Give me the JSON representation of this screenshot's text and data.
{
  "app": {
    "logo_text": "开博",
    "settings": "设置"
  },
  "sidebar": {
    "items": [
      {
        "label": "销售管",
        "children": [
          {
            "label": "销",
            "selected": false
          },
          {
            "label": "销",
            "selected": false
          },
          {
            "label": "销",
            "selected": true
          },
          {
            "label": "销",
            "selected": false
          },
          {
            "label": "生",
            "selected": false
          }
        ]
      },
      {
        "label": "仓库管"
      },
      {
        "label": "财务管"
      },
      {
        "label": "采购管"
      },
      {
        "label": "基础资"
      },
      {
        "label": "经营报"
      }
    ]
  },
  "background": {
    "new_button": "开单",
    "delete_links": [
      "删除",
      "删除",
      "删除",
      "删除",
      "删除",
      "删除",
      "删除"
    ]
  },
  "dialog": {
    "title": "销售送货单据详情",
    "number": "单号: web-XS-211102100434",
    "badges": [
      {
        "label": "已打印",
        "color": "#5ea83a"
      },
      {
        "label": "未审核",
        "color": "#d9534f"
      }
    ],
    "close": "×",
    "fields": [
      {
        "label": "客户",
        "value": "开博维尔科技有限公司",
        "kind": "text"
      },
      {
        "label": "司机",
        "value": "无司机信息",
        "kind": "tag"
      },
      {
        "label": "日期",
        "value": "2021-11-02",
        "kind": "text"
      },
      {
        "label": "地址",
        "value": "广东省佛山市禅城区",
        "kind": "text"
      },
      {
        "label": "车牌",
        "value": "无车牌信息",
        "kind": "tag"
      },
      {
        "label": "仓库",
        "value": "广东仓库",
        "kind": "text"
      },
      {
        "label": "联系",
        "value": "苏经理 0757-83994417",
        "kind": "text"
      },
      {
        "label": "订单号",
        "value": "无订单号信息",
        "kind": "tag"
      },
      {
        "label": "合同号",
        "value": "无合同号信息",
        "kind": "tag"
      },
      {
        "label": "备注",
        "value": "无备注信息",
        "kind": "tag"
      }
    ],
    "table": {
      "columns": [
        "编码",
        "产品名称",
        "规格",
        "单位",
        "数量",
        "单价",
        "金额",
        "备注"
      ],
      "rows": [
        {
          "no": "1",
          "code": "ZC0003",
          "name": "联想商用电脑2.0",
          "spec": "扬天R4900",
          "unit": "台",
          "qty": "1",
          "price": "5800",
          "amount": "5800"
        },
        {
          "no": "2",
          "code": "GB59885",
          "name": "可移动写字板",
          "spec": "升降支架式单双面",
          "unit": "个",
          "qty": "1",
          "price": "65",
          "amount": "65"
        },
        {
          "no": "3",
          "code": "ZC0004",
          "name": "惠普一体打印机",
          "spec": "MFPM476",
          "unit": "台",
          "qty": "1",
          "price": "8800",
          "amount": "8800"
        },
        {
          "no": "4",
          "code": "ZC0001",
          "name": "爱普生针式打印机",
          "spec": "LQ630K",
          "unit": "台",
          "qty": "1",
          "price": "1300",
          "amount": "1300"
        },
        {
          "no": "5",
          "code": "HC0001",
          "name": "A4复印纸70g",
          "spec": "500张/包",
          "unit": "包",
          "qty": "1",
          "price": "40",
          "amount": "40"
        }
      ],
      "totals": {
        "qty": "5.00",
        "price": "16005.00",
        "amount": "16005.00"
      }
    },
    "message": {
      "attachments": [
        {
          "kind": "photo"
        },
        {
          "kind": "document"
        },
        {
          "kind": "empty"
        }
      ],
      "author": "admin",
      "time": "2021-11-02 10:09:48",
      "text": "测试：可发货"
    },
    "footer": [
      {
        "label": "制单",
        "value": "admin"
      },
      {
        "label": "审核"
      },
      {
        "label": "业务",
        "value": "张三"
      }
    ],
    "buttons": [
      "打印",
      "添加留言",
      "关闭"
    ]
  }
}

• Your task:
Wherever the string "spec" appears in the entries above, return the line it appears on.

• Exercise result:
          "spec": "扬天R4900",
          "spec": "升降支架式单双面",
          "spec": "MFPM476",
          "spec": "LQ630K",
          "spec": "500张/包",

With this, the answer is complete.